Tess Norquay graduated with honours degree in Fashion Design from Massey University in 2016. Born in Auckland, raised in Wellington, Norquay is a self-proclaimed brunch, dog, and reality TV enthusiast. Currently building her brand under her name, Norquay said it was the easiest to remember for obvious reasons. “I’m also a lot less likely to get annoyed with the brand name I’ve chosen, and want to change it- it’s worked for me for 22 years,” she said.
Norquay had to pick an elective class in her second year of high school and at the time was a big fan of Project Runway. “I plucked textiles off the list. I thought it would be funny to waltz around the class pretending to be Tim Gunn. However, I ended up getting really into the class, at the expense of all my other classes, which was embarrassing because my joke backfired on me.”
At Massey University, Norquay said the ability to discuss and present her work to others and take critique on board during that process was crucial for her work. “It’s a difficult skill to master, given the personal nature of any creative discipline, but an invaluable one.”
iD Dunedin Fashion Week was a huge opportunity for Norquay and it almost passed her by. She almost didn’t apply due to post degree fatigue but is so happy she did. Showcasing her Please Like Me collection at the iD Emerging Designer Awards, Norquay won The Fabric Store Award for Excellence in Design. When she won, Norquay said it was ‘completely shocking’. “I had planned on popping out to the loos while everyone was distracted by the prize giving. I’m pretty pleased I didn’t, that would have been embarrassing. I was shaking like a small Chihuahua the entire way to receive my award. I won $2,000 in vouchers to the fabric store, and another $1,000 on top of that. I’m trying to be sensible, and not just whip myself up a new wardrobe. I think the entire award is going to go into making things to sell. It’s a big financial risk, in case it doesn’t work out, but the Fabric Store has made it possible.”
A highlight of this collection is the fluorescent orange jacket. Norquay had been in the middle of making it in a different fabric, just days from deadline, when she woke up sweating at 3am. She realised it was squealing at her to be made in the orange. “I listened to its squeals, cutting it out until 3am the following night. I resented it deeply at the time, but we’ve mended our relationship,” she explained.

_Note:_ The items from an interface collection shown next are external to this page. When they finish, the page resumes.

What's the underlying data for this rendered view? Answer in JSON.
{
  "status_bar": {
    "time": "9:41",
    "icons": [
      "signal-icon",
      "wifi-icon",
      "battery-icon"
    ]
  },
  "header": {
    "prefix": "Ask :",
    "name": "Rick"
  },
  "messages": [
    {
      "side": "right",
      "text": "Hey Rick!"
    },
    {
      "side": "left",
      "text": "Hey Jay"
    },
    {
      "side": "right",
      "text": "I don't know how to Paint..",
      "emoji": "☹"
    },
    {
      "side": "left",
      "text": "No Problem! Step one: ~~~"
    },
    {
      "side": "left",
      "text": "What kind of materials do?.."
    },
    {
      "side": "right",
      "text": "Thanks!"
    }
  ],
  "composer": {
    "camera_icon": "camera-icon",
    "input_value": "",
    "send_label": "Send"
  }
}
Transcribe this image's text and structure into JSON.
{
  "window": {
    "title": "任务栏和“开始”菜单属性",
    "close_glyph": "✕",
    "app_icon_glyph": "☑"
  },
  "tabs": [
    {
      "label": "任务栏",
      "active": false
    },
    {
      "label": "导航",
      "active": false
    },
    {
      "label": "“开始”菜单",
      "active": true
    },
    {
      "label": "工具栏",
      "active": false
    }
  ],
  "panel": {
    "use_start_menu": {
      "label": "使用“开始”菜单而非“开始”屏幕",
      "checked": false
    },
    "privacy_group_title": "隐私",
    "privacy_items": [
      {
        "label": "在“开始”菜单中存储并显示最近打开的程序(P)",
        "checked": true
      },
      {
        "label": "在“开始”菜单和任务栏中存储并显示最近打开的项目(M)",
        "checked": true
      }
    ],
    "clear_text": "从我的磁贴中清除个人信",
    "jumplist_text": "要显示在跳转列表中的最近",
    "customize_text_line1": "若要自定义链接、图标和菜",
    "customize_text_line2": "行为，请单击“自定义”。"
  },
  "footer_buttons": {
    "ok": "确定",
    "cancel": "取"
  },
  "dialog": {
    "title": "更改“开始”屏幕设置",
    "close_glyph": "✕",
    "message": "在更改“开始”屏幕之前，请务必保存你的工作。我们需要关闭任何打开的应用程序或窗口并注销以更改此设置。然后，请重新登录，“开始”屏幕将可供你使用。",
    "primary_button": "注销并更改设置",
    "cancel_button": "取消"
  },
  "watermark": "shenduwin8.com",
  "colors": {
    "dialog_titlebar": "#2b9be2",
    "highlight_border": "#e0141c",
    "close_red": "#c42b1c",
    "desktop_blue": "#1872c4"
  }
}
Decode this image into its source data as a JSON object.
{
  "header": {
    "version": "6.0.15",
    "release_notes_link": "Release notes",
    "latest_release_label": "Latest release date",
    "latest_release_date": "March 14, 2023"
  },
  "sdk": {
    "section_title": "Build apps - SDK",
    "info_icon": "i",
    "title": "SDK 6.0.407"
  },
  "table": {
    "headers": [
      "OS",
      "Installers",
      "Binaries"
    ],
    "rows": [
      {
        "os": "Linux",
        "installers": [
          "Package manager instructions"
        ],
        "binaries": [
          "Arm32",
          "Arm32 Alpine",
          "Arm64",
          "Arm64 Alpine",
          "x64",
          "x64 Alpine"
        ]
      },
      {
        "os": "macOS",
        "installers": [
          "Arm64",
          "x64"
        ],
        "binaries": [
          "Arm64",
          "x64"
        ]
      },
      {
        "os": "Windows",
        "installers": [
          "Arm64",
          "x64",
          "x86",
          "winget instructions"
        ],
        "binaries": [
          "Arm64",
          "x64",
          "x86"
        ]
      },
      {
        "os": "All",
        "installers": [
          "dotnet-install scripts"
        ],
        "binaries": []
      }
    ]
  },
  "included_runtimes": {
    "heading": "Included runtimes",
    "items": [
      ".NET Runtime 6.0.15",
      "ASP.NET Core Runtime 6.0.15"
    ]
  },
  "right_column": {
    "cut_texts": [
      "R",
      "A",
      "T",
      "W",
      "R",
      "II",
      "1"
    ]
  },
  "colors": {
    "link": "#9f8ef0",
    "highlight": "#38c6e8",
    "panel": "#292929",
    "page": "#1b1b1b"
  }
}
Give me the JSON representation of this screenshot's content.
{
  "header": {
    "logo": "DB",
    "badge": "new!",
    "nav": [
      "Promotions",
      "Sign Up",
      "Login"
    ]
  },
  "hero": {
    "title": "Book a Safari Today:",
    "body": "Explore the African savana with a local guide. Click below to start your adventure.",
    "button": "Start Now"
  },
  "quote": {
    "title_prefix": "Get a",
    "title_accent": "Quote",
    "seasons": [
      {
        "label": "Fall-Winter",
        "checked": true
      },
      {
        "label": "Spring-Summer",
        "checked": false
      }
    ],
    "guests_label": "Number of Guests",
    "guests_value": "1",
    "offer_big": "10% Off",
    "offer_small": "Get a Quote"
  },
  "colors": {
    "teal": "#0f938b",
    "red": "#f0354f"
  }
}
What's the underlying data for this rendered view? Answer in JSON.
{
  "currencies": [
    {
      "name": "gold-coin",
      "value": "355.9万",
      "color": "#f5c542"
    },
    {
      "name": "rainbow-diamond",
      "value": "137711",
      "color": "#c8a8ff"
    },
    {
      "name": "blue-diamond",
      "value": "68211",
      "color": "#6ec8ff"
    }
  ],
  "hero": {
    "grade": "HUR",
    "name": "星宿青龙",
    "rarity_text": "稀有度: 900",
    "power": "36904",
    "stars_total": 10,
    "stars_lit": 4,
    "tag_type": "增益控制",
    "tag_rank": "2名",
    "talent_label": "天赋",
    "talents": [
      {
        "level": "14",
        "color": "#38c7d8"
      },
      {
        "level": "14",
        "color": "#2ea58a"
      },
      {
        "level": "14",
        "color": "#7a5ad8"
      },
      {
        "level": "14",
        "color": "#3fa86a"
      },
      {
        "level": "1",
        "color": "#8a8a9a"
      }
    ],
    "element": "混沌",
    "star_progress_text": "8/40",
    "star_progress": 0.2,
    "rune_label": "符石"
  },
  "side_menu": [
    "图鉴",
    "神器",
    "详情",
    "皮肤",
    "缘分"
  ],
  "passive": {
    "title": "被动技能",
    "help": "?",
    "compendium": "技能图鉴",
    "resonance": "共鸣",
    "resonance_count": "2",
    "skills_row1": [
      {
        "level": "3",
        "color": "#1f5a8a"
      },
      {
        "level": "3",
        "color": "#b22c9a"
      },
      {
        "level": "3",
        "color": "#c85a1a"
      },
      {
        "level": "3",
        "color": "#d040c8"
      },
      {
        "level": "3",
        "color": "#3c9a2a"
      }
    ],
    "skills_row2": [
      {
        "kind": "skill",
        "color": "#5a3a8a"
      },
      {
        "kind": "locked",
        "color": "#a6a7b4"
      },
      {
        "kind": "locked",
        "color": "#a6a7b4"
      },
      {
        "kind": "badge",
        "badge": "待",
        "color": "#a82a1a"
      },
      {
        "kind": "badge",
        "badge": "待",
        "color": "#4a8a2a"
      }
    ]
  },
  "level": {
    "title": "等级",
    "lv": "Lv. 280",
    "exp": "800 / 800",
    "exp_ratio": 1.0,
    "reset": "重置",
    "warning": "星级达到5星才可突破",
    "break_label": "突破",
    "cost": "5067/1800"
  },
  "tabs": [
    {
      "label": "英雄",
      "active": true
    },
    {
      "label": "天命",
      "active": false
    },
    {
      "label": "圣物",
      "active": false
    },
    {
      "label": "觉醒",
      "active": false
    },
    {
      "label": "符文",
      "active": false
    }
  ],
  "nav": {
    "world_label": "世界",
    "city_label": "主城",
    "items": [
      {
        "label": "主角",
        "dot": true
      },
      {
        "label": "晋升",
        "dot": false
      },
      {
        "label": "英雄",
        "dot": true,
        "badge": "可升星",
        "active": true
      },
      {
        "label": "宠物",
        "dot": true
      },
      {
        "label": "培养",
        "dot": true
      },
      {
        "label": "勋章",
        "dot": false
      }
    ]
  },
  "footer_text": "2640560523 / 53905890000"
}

Her collection, Please Like Me, started brewing when she realised it had become normal to refer to women as capitalist concepts such as damaged goods, upgrade, and cheap. She began to design prints that referenced advertising tropes, but interpreted them in a falsely earnest way. “The disembodied limb is a trope we all know and love (hate, deeply), but my disembodied limbs are cartoonish, misshapen, and hairy. The print still technically references the trope, but misses the mark. Whoops!”
The cartoon underwear print came from a similar concept, and explores the effect of projected patriarchal ideologies. Norquay explained that the silhouettes exist as a means to withdraw the wearer from the male gaze as they don’t offer any knowledge as to what the body underneath looks like. Many of the pieces look exactly the same on the hanger as they do on the body.
Norquay said the collection’s style is workwear meets streetwear if there was such a category. Please Like Me used a lot of visual tropes from workwear including pockets, hard-wearing fabrics, and high visibility. “It’s kind of a subtle nod to what one would expect a tradie to wear, while simultaneously being completely inappropriate for doing that kind of work.”
The social element of sustainable fashion is really important to Norquay. “I find it really sickening people are willing to turn a blind eye to fast fashion exploiting, and sometimes even killing workers from other countries just to look nice on a night out. Nothing about that is justifiable to me,” she added.
In terms of her design work, Norquay said she is almost invariably inspired by social issues and the way people interact with one another. Fashion for Norquay is a particularly interesting platform for discussion of said issues as it’s the only art form in which everyone is obliged to participate. Even opting out of fashion is still participation.
In terms of motivation, Norquay believes the work produced at Massey by her fellow students was always aspirational. “Being around people every day that love the same things as you do pushed me forward, even when I just felt like locking myself in a bathroom cubicle for hours at a time.”
In her design process, Norquay tries not to spend too much time at once doing either designing or sewing as that’s when things get stale or when things go wrong. “I’ll do one until I hit a roadblock, then switch to the other when I hit a roadblock, rather than trying to force my way through the road cones, so to speak.”
Commercialisation is now her biggest challenge as she tries not to lose her voice in a very noisy mob. Norquay is now working on a more solid game plan for her brand that will include an online store. With newfound confidence, she’s looking forward to finding her unique way.